Action item: Which lines in the material below contain the word "JSON"? Copy each of them.

Data:
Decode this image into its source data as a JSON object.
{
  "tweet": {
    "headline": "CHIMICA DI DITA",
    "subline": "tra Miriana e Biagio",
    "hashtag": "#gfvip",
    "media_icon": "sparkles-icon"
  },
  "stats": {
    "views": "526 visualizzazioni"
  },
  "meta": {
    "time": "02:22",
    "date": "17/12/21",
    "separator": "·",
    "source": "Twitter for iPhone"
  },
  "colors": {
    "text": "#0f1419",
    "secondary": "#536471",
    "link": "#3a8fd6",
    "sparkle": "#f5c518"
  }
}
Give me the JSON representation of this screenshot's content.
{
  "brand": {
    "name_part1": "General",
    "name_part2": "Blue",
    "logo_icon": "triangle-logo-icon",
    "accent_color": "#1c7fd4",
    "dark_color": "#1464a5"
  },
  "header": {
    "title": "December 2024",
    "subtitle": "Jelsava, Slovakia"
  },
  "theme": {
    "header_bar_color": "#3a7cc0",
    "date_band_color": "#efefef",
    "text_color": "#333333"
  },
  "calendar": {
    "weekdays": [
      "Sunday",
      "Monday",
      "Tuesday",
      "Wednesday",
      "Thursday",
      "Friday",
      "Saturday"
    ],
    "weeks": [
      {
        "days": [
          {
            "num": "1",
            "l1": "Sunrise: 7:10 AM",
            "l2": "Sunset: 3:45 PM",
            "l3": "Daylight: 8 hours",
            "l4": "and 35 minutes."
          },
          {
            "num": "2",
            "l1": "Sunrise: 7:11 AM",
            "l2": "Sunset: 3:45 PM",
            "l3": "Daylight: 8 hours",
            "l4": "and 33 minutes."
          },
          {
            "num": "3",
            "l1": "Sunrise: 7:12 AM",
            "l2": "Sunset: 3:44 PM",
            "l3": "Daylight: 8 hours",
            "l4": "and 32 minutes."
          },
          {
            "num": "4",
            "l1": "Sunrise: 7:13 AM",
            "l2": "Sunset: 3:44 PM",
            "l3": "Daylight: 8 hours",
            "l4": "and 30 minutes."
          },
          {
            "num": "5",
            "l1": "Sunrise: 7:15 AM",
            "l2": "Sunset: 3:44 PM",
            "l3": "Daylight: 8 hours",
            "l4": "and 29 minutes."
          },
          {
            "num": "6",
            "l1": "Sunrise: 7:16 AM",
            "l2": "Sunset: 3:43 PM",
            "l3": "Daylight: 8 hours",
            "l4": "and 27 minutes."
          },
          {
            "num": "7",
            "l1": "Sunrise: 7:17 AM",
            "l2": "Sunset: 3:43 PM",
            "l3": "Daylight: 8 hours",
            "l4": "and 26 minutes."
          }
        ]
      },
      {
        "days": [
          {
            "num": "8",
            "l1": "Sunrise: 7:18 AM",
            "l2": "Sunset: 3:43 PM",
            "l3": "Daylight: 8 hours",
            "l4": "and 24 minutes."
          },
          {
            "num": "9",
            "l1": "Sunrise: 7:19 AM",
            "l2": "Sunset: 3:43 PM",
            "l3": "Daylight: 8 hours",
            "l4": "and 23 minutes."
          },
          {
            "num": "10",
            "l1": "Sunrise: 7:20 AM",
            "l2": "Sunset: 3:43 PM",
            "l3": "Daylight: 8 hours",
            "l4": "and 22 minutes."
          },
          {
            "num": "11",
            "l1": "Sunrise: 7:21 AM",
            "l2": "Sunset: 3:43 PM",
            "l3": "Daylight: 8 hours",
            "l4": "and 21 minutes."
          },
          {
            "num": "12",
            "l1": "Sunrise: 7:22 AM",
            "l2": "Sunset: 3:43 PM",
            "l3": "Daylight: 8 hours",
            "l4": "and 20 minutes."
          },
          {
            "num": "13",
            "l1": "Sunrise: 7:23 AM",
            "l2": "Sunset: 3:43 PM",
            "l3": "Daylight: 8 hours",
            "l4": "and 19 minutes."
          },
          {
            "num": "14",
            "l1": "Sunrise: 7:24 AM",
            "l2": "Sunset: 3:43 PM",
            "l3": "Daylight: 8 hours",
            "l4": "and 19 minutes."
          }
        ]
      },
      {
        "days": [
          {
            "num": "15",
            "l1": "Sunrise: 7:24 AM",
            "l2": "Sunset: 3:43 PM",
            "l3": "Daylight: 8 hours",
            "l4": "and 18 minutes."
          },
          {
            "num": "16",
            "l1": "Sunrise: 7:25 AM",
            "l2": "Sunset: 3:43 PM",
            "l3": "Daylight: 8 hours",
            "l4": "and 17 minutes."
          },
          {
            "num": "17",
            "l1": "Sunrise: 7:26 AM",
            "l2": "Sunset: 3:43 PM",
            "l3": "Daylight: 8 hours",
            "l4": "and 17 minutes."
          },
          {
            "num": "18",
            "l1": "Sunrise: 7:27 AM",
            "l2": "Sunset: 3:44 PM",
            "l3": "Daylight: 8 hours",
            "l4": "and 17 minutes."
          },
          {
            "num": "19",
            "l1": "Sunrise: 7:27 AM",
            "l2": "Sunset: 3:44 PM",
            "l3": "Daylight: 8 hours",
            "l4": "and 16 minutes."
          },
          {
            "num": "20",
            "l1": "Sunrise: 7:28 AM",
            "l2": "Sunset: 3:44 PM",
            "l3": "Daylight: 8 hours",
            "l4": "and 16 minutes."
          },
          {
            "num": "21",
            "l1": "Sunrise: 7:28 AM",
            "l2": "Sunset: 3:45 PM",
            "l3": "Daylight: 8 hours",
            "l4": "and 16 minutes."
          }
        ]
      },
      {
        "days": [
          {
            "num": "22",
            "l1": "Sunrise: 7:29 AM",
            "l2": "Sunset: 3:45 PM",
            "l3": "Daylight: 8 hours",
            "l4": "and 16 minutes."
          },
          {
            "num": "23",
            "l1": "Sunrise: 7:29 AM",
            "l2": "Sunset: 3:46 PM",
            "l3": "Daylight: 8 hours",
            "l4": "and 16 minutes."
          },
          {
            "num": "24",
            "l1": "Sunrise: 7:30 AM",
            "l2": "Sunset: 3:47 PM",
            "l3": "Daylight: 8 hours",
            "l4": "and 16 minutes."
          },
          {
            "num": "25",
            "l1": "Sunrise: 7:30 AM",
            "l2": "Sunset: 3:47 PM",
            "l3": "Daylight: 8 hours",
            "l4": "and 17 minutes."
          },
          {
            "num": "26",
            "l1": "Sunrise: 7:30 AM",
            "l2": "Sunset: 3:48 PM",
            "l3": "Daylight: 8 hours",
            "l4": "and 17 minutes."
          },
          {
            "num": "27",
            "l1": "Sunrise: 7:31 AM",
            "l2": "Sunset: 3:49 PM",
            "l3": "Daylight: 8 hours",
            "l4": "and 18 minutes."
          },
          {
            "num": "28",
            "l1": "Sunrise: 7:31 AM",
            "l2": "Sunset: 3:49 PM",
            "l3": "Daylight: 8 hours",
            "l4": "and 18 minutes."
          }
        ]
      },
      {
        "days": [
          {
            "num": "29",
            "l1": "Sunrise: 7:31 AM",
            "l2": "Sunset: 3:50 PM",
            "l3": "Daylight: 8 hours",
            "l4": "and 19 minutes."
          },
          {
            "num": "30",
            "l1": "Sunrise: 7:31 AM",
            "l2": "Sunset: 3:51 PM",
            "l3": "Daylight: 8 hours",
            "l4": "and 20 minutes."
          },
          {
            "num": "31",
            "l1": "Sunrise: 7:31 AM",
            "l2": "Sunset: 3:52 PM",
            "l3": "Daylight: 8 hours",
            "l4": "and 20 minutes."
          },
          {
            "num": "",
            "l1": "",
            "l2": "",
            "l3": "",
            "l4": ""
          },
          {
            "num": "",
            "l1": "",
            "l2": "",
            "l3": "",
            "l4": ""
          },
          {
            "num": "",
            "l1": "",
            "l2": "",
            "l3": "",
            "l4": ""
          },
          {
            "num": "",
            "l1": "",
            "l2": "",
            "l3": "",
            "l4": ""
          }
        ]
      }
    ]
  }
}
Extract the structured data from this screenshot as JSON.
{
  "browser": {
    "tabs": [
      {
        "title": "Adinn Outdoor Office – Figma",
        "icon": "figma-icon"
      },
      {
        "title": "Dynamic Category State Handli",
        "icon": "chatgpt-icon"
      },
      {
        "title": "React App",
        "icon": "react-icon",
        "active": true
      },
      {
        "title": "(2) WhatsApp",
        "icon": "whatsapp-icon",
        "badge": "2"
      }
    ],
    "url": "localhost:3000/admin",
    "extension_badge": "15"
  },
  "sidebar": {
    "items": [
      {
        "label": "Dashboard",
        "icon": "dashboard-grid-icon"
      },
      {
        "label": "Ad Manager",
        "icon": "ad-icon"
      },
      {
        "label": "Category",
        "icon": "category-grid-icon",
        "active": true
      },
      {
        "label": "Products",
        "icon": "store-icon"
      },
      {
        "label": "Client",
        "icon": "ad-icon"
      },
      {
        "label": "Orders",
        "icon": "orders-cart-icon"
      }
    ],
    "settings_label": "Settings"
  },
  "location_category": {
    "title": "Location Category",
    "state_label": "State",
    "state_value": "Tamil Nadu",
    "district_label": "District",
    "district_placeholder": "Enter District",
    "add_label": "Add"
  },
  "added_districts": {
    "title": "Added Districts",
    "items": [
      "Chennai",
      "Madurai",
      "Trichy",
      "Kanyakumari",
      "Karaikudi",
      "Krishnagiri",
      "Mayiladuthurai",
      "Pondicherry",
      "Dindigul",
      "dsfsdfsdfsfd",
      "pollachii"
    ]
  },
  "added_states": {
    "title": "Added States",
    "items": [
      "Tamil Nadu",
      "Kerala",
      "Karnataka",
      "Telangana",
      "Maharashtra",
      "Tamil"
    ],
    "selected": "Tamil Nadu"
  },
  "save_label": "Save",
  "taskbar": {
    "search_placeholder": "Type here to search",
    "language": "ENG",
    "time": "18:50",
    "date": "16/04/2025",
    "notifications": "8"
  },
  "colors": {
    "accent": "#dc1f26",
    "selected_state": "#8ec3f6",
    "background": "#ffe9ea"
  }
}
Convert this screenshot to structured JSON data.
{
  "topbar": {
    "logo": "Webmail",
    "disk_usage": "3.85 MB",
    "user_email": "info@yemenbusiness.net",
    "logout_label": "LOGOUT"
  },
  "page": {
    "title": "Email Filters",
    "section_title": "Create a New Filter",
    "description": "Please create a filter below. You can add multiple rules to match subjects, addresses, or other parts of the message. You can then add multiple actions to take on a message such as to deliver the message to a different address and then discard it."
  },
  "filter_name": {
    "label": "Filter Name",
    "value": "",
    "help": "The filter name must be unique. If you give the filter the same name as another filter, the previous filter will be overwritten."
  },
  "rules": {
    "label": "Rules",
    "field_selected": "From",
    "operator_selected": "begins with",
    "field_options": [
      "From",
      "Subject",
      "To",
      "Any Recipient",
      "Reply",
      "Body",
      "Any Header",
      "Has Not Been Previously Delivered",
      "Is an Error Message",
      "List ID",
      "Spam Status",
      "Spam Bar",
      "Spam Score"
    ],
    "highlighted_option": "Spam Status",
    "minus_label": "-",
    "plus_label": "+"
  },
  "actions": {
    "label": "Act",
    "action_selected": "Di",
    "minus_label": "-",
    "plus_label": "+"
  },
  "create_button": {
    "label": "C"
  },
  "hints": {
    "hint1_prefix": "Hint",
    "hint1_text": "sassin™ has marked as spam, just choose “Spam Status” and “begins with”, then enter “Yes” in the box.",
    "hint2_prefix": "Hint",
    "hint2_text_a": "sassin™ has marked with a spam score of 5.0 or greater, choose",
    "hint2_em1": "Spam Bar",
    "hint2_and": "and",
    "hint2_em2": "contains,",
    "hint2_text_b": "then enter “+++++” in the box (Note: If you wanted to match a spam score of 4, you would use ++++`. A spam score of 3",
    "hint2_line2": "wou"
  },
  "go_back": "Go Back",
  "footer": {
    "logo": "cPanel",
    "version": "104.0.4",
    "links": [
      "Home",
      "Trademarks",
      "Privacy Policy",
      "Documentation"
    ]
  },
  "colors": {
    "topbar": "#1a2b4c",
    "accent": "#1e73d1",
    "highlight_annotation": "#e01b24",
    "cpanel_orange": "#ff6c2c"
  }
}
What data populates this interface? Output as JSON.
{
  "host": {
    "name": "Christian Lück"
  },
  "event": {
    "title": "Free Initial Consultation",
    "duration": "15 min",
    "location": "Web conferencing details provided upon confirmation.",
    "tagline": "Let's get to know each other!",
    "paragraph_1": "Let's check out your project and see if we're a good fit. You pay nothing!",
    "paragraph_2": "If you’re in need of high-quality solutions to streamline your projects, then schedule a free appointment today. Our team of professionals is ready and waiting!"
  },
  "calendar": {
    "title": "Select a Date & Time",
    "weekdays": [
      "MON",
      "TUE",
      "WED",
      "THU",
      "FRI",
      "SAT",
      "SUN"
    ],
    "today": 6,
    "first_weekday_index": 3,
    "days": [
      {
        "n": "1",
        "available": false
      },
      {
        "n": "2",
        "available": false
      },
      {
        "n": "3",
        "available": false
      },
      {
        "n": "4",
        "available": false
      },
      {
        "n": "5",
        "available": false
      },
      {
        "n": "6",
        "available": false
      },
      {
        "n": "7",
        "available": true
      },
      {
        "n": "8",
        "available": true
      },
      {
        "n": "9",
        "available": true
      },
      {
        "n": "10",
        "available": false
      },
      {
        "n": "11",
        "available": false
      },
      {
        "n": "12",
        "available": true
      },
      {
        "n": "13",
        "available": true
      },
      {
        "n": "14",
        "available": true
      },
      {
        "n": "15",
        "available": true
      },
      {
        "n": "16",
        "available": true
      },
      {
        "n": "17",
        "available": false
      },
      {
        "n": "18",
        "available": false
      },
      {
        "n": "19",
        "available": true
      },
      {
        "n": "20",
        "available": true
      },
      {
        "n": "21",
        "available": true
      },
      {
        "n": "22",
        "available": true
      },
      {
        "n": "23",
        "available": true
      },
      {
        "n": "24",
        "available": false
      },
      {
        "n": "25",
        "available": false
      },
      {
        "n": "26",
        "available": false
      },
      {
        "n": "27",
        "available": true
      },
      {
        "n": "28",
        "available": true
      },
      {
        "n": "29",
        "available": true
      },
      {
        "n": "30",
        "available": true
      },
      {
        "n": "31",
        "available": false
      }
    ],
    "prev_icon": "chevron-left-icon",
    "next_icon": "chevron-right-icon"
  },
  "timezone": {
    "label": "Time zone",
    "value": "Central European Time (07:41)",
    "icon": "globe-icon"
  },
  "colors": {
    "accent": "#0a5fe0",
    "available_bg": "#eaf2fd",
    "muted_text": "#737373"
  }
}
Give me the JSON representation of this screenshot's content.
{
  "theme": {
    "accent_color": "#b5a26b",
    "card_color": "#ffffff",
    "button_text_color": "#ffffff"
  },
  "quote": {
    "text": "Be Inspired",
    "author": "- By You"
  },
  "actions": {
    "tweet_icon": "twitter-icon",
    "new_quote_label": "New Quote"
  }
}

Solution:
Decode this image into its source data as a JSON object.
Give me the JSON representation of this screenshot's content.
Extract the structured data from this screenshot as JSON.
Convert this screenshot to structured JSON data.
What data populates this interface? Output as JSON.
Give me the JSON representation of this screenshot's content.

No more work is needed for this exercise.